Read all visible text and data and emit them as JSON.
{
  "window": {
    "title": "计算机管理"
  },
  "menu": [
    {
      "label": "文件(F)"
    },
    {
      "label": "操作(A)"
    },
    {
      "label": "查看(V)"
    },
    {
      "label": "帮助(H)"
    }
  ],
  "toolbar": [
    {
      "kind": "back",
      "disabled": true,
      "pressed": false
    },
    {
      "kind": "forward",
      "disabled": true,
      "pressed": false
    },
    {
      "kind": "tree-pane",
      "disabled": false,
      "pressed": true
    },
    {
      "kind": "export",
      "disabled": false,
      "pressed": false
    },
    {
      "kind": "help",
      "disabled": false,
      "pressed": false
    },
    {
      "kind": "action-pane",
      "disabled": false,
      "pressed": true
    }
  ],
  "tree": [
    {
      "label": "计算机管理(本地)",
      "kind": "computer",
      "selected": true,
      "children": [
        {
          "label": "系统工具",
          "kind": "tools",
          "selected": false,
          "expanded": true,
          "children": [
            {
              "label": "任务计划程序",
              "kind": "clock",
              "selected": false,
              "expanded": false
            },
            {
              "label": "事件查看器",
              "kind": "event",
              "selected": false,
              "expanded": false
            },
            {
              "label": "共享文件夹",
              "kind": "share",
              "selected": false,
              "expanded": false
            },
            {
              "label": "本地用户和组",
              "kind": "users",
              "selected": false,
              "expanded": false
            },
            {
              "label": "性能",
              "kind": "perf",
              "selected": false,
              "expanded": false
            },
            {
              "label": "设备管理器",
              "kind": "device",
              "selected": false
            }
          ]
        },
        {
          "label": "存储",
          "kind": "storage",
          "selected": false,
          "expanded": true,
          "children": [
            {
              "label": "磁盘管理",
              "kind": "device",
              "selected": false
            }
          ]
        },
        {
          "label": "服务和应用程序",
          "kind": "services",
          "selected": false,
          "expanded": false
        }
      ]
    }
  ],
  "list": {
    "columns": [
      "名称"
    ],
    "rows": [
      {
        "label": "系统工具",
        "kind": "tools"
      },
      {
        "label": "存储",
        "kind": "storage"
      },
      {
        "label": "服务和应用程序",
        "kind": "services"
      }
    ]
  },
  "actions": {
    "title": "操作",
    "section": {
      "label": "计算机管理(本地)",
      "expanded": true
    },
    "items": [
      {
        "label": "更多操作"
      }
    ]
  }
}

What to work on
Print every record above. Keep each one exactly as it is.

Response area
Read all visible text and data and emit them as JSON.
{
  "window": {
    "title": "计算机管理"
  },
  "menu": [
    {
      "label": "文件(F)"
    },
    {
      "label": "操作(A)"
    },
    {
      "label": "查看(V)"
    },
    {
      "label": "帮助(H)"
    }
  ],
  "toolbar": [
    {
      "kind": "back",
      "disabled": true,
      "pressed": false
    },
    {
      "kind": "forward",
      "disabled": true,
      "pressed": false
    },
    {
      "kind": "tree-pane",
      "disabled": false,
      "pressed": true
    },
    {
      "kind": "export",
      "disabled": false,
      "pressed": false
    },
    {
      "kind": "help",
      "disabled": false,
      "pressed": false
    },
    {
      "kind": "action-pane",
      "disabled": false,
      "pressed": true
    }
  ],
  "tree": [
    {
      "label": "计算机管理(本地)",
      "kind": "computer",
      "selected": true,
      "children": [
        {
          "label": "系统工具",
          "kind": "tools",
          "selected": false,
          "expanded": true,
          "children": [
            {
              "label": "任务计划程序",
              "kind": "clock",
              "selected": false,
              "expanded": false
            },
            {
              "label": "事件查看器",
              "kind": "event",
              "selected": false,
              "expanded": false
            },
            {
              "label": "共享文件夹",
              "kind": "share",
              "selected": false,
              "expanded": false
            },
            {
              "label": "本地用户和组",
              "kind": "users",
              "selected": false,
              "expanded": false
            },
            {
              "label": "性能",
              "kind": "perf",
              "selected": false,
              "expanded": false
            },
            {
              "label": "设备管理器",
              "kind": "device",
              "selected": false
            }
          ]
        },
        {
          "label": "存储",
          "kind": "storage",
          "selected": false,
          "expanded": true,
          "children": [
            {
              "label": "磁盘管理",
              "kind": "device",
              "selected": false
            }
          ]
        },
        {
          "label": "服务和应用程序",
          "kind": "services",
          "selected": false,
          "expanded": false
        }
      ]
    }
  ],
  "list": {
    "columns": [
      "名称"
    ],
    "rows": [
      {
        "label": "系统工具",
        "kind": "tools"
      },
      {
        "label": "存储",
        "kind": "storage"
      },
      {
        "label": "服务和应用程序",
        "kind": "services"
      }
    ]
  },
  "actions": {
    "title": "操作",
    "section": {
      "label": "计算机管理(本地)",
      "expanded": true
    },
    "items": [
      {
        "label": "更多操作"
      }
    ]
  }
}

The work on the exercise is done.